Tim McCreight's color workshop covered the range of traditional coloring techniques to non-traditional ones.
Experimentation was the word of the class, so experiment we did. Tim brought an assortment of coloring media and so did other class members.
The first piece was colored with Prismacolor pencils. Since the pencils need a "tooth" to hang onto, the metal clay piece was fired but not brushed or polished. Turpentine was used to blend the colors. Polishing was done by hand after adding the color. I've seen beautiful metal pieces done with colored pencil so I was a little disappointed when I tried this technique. But, the area I was coloring was small and I only had a few layers of pencil. Other classmates who had taken the Debra Weld workshop on adding color said they had "hundreds" of layers of pencil. (All said in a manner which indicated lots of hours.)

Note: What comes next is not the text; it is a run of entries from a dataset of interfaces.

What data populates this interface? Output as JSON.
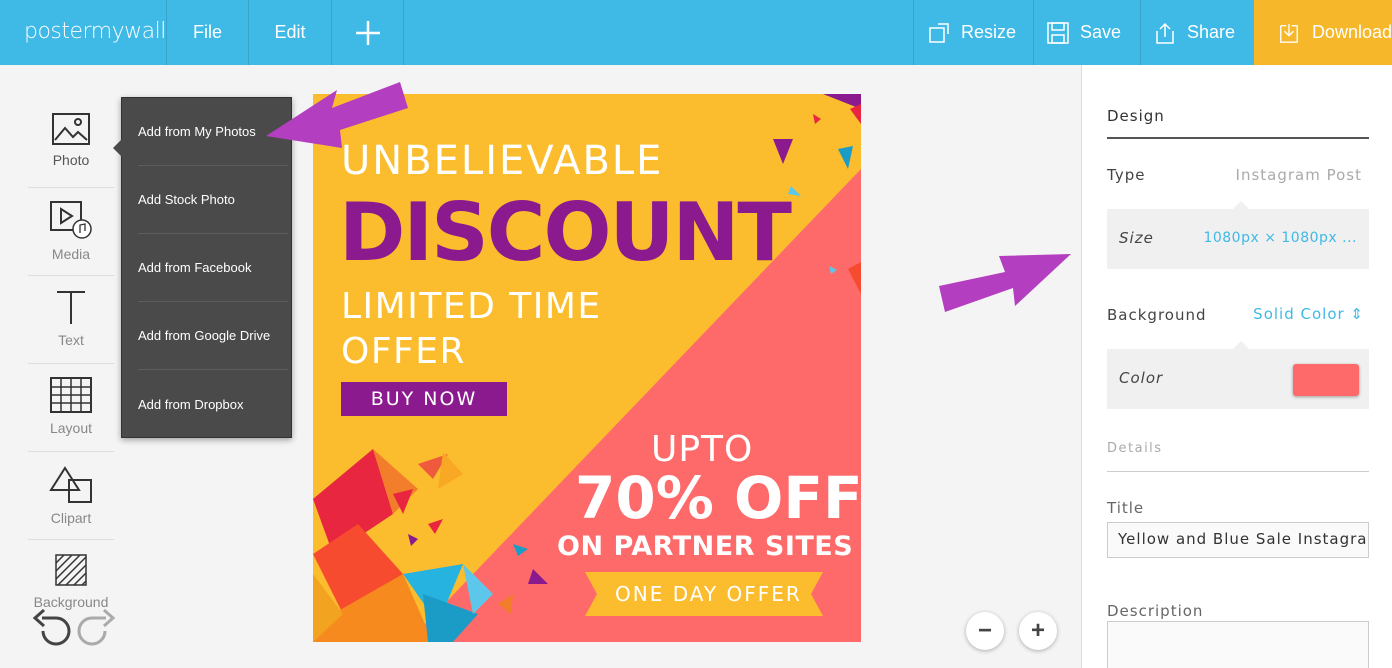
{
  "topbar": {
    "logo": "postermywall",
    "file_label": "File",
    "edit_label": "Edit",
    "add_icon": "plus-icon",
    "resize_label": "Resize",
    "save_label": "Save",
    "share_label": "Share",
    "download_label": "Download",
    "colors": {
      "bar": "#3fb9e6",
      "download": "#f6b72a"
    }
  },
  "left_tools": [
    {
      "label": "Photo",
      "icon": "photo-icon"
    },
    {
      "label": "Media",
      "icon": "media-icon"
    },
    {
      "label": "Text",
      "icon": "text-icon"
    },
    {
      "label": "Layout",
      "icon": "layout-grid-icon"
    },
    {
      "label": "Clipart",
      "icon": "clipart-icon"
    },
    {
      "label": "Background",
      "icon": "background-icon"
    }
  ],
  "photo_menu": [
    "Add from My Photos",
    "Add Stock Photo",
    "Add from Facebook",
    "Add from Google Drive",
    "Add from Dropbox"
  ],
  "poster": {
    "headline": "UNBELIEVABLE",
    "discount": "DISCOUNT",
    "limited_line1": "LIMITED TIME",
    "limited_line2": "OFFER",
    "buy_now": "BUY NOW",
    "upto": "UPTO",
    "percent_off": "70% OFF",
    "partner": "ON PARTNER SITES",
    "one_day": "ONE DAY OFFER",
    "colors": {
      "yellow": "#fbbd2e",
      "coral": "#fe6a6a",
      "purple": "#8b1a8f"
    }
  },
  "zoom": {
    "minus": "−",
    "plus": "+"
  },
  "right_panel": {
    "design_heading": "Design",
    "type_label": "Type",
    "type_value": "Instagram Post",
    "size_label": "Size",
    "size_value": "1080px × 1080px ...",
    "background_label": "Background",
    "background_value": "Solid Color ⇕",
    "color_label": "Color",
    "color_value": "#fe6a6a",
    "details_heading": "Details",
    "title_label": "Title",
    "title_value": "Yellow and Blue Sale Instagra",
    "description_label": "Description",
    "description_value": ""
  }
}
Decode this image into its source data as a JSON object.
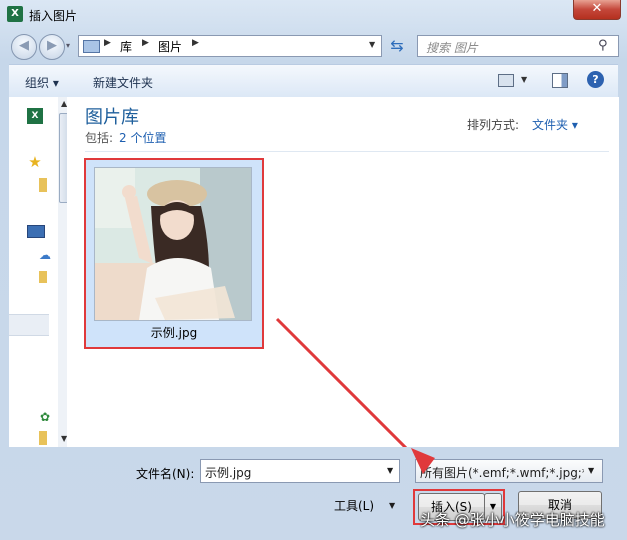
{
  "window": {
    "title": "插入图片",
    "app_icon": "excel-icon"
  },
  "nav": {
    "breadcrumbs": [
      "库",
      "图片"
    ],
    "search_placeholder": "搜索 图片"
  },
  "toolbar": {
    "organize": "组织 ▾",
    "new_folder": "新建文件夹"
  },
  "content": {
    "library_title": "图片库",
    "includes_label": "包括:",
    "locations_link": "2 个位置",
    "arrange_label": "排列方式:",
    "arrange_value": "文件夹 ▾",
    "files": [
      {
        "name": "示例.jpg"
      }
    ]
  },
  "bottom": {
    "filename_label": "文件名(N):",
    "filename_value": "示例.jpg",
    "filter_value": "所有图片(*.emf;*.wmf;*.jpg;*.jpeg;*.jfif;*.png)",
    "tools_label": "工具(L)",
    "insert_label": "插入(S)",
    "cancel_label": "取消"
  },
  "watermark": "头条 @张小小筱学电脑技能",
  "colors": {
    "highlight": "#e0393b",
    "accent": "#1e5f9c"
  }
}
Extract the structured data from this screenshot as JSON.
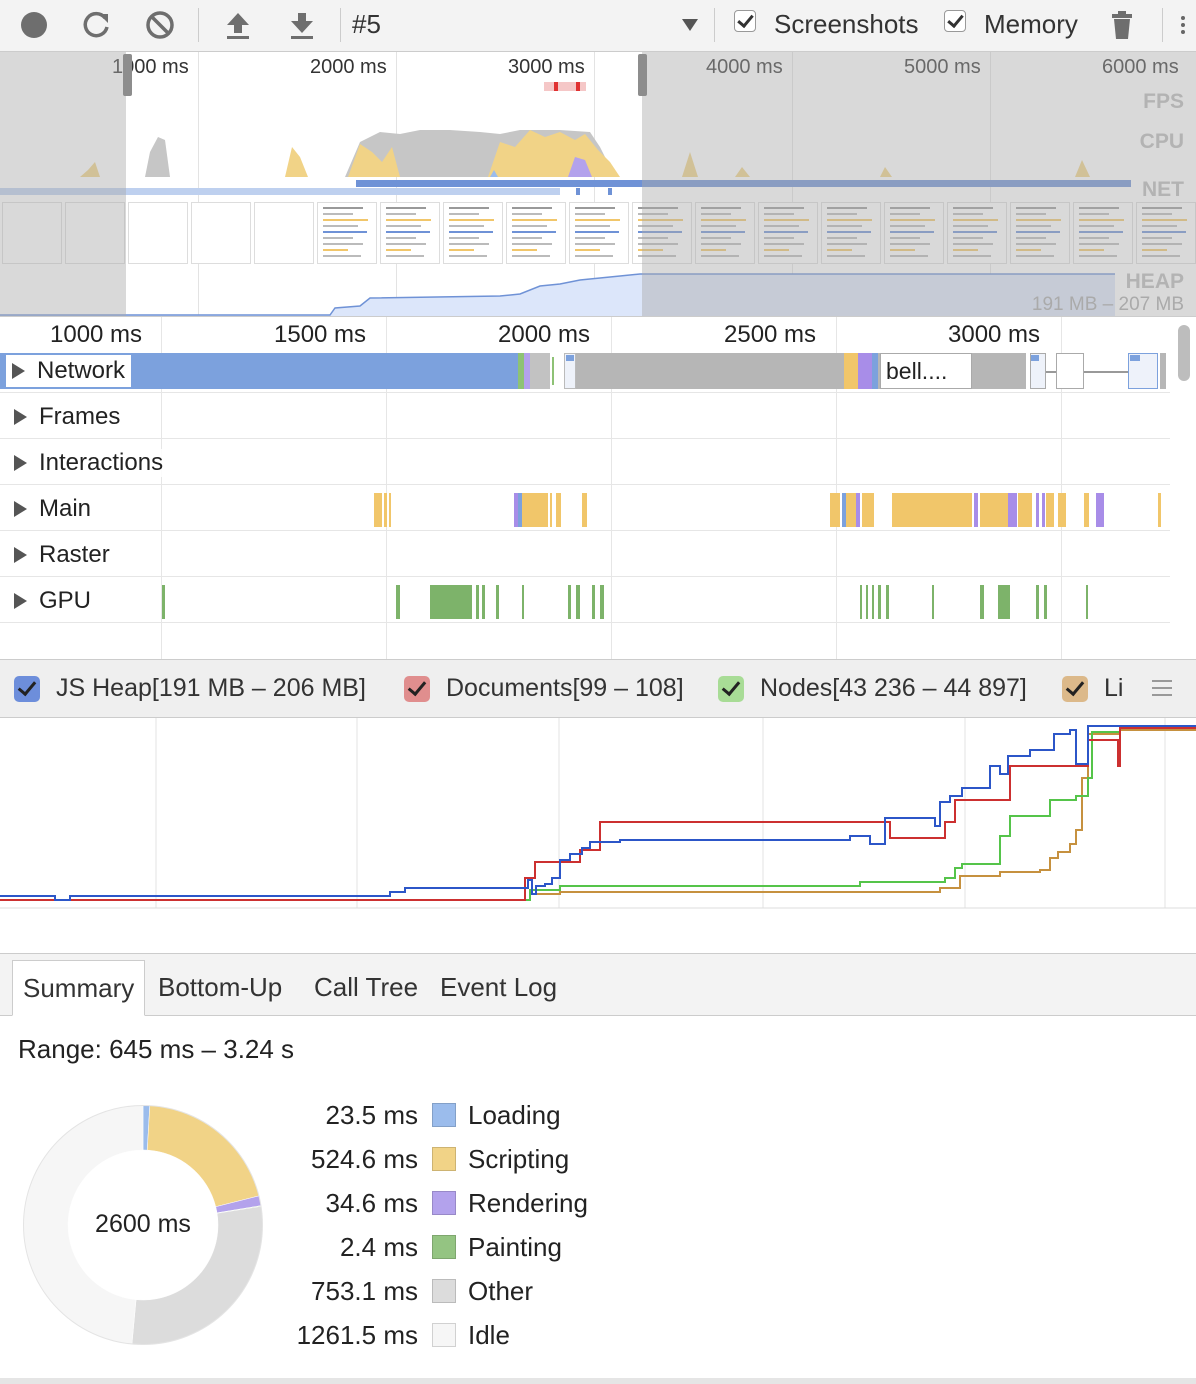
{
  "toolbar": {
    "icons": [
      "record-icon",
      "reload-icon",
      "clear-icon",
      "upload-icon",
      "download-icon"
    ],
    "recording_label": "#5",
    "screenshots_label": "Screenshots",
    "memory_label": "Memory",
    "trash_icon": "trash-icon"
  },
  "overview": {
    "ticks": [
      "1000 ms",
      "2000 ms",
      "3000 ms",
      "4000 ms",
      "5000 ms",
      "6000 ms"
    ],
    "labels": {
      "fps": "FPS",
      "cpu": "CPU",
      "net": "NET",
      "heap": "HEAP"
    },
    "heap_range": "191 MB – 207 MB"
  },
  "flame": {
    "ticks": [
      "1000 ms",
      "1500 ms",
      "2000 ms",
      "2500 ms",
      "3000 ms"
    ],
    "tracks": [
      "Network",
      "Frames",
      "Interactions",
      "Main",
      "Raster",
      "GPU"
    ],
    "network_item": "bell...."
  },
  "counters": [
    {
      "label": "JS Heap[191 MB – 206 MB]",
      "color": "#3b5bd6"
    },
    {
      "label": "Documents[99 – 108]",
      "color": "#d76b6b"
    },
    {
      "label": "Nodes[43 236 – 44 897]",
      "color": "#8fd17c"
    },
    {
      "label": "Li",
      "color": "#d2a870"
    }
  ],
  "tabs": [
    "Summary",
    "Bottom-Up",
    "Call Tree",
    "Event Log"
  ],
  "summary": {
    "range": "Range: 645 ms – 3.24 s",
    "total": "2600 ms",
    "legend": [
      {
        "value": "23.5 ms",
        "label": "Loading",
        "color": "#9bbcec",
        "ms": 23.5
      },
      {
        "value": "524.6 ms",
        "label": "Scripting",
        "color": "#f1d387",
        "ms": 524.6
      },
      {
        "value": "34.6 ms",
        "label": "Rendering",
        "color": "#b3a2ec",
        "ms": 34.6
      },
      {
        "value": "2.4 ms",
        "label": "Painting",
        "color": "#94c482",
        "ms": 2.4
      },
      {
        "value": "753.1 ms",
        "label": "Other",
        "color": "#dcdcdc",
        "ms": 753.1
      },
      {
        "value": "1261.5 ms",
        "label": "Idle",
        "color": "#f6f6f6",
        "ms": 1261.5
      }
    ]
  }
}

The second piece was colored with Liquid Sculpey to which liquid color (and sometimes powdered color) had been added. This was a fairly easy process but can be "peeled" right off the piece when dry. I did this in lieu of messing with resin, but I am going to try resin at my studio. (Resin was one of those many things I bought to try but never got around to.)